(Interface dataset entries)
◇ ◇ ◇ ◇ ◇ ◇ ◇
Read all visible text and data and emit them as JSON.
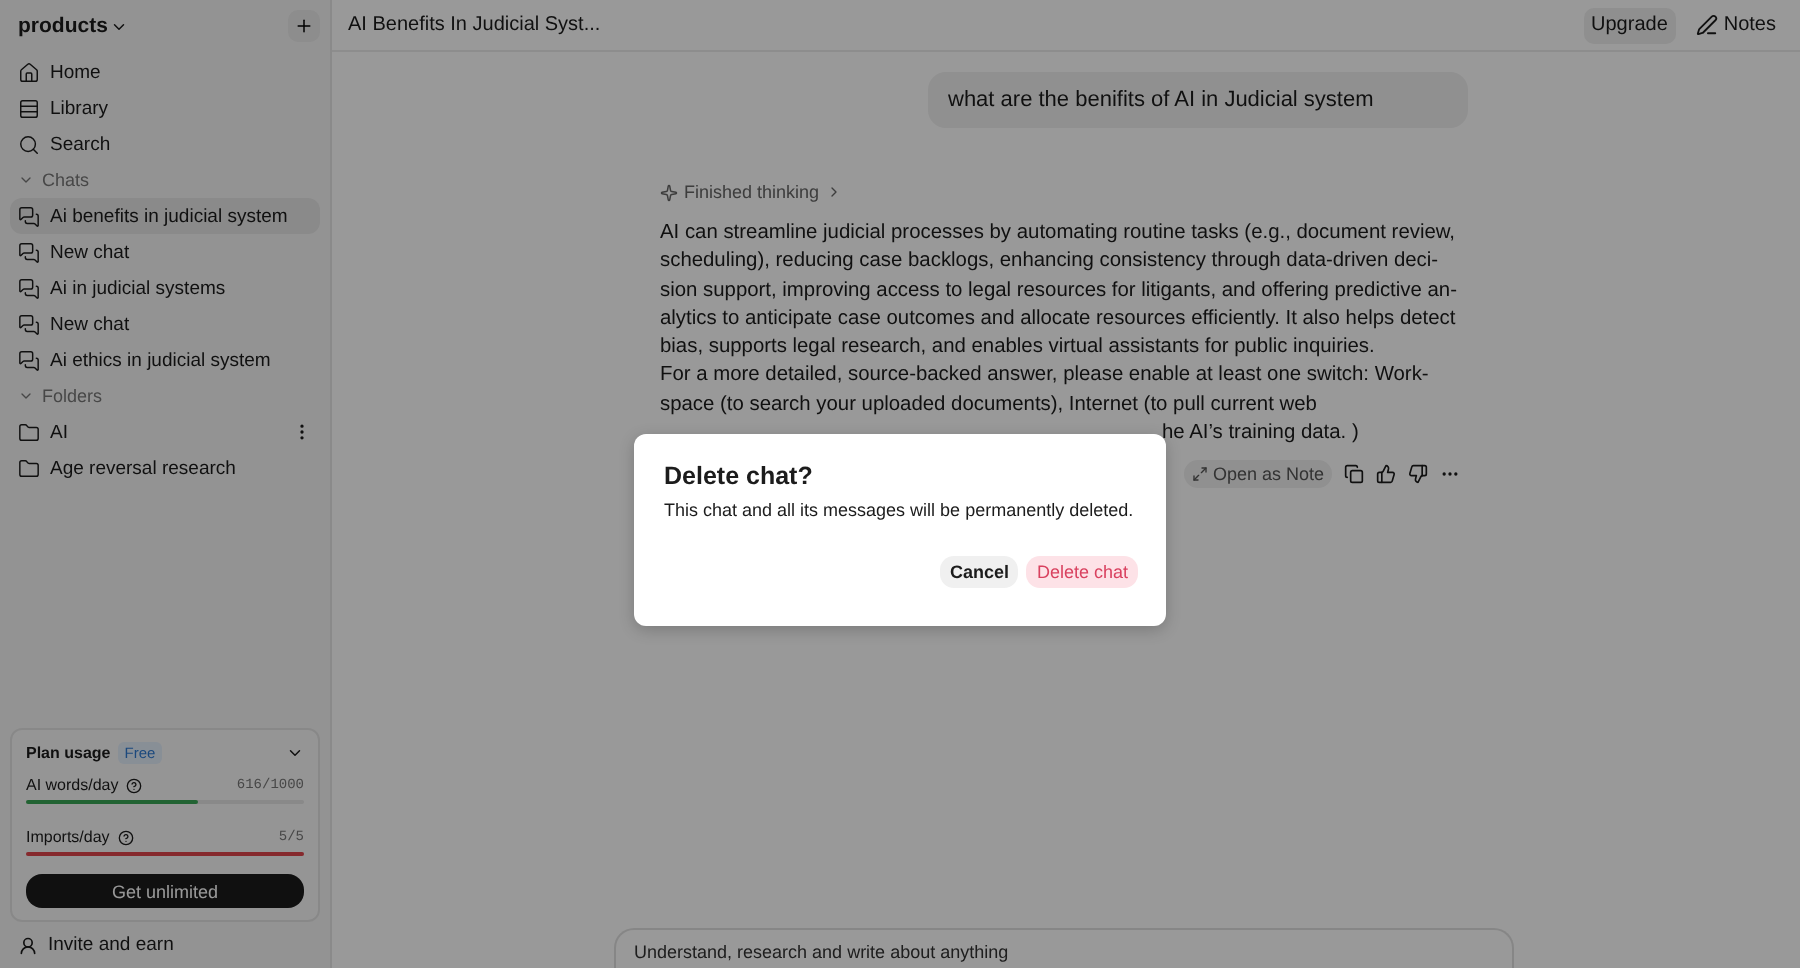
{
  "sidebar": {
    "workspace": "products",
    "nav": [
      {
        "label": "Home",
        "kind": "home"
      },
      {
        "label": "Library",
        "kind": "library"
      },
      {
        "label": "Search",
        "kind": "search"
      }
    ],
    "sections": [
      {
        "title": "Chats",
        "expanded": true,
        "kind": "chat",
        "items": [
          {
            "label": "Ai benefits in judicial system",
            "selected": true
          },
          {
            "label": "New chat",
            "selected": false
          },
          {
            "label": "Ai in judicial systems",
            "selected": false
          },
          {
            "label": "New chat",
            "selected": false
          },
          {
            "label": "Ai ethics in judicial system",
            "selected": false
          }
        ]
      },
      {
        "title": "Folders",
        "expanded": true,
        "kind": "folder",
        "items": [
          {
            "label": "AI",
            "selected": false,
            "menu": true
          },
          {
            "label": "Age reversal research",
            "selected": false,
            "menu": false
          }
        ]
      }
    ],
    "plan": {
      "title": "Plan usage",
      "badge": "Free",
      "meters": [
        {
          "label": "AI words/day",
          "reading": "616/1000",
          "level": 0.616,
          "kind": "normal"
        },
        {
          "label": "Imports/day",
          "reading": "5/5",
          "level": 1,
          "kind": "limit"
        }
      ],
      "button": "Get unlimited"
    },
    "footer": "Invite and earn"
  },
  "topbar": {
    "title": "AI Benefits In Judicial Syst...",
    "upgrade": "Upgrade",
    "notes": "Notes"
  },
  "chat": {
    "user_message": "what are the benifits of AI in Judicial system",
    "thinking": "Finished thinking",
    "answer_lines": [
      "AI can streamline judicial processes by automating routine tasks (e.g., document review,",
      "scheduling), reducing case backlogs, enhancing consistency through data-driven deci-",
      "sion support, improving access to legal resources for litigants, and offering predictive an-",
      "alytics to anticipate case outcomes and allocate resources efficiently. It also helps detect",
      "bias, supports legal research, and enables virtual assistants for public inquiries.",
      "For a more detailed, source-backed answer, please enable at least one switch: Work-",
      "space (to search your uploaded documents), Internet (to pull current web"
    ],
    "answer_tail": "he AI’s training data. )",
    "open_note": "Open as Note"
  },
  "composer": {
    "placeholder": "Understand, research and write about anything"
  },
  "dialog": {
    "title": "Delete chat?",
    "body": "This chat and all its messages will be permanently deleted.",
    "buttons": [
      {
        "label": "Cancel",
        "kind": "secondary"
      },
      {
        "label": "Delete chat",
        "kind": "danger"
      }
    ]
  }
}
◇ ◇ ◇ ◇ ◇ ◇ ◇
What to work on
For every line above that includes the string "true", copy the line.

Output of the exercise
        "expanded": true,
            "selected": true
        "expanded": true,
            "menu": true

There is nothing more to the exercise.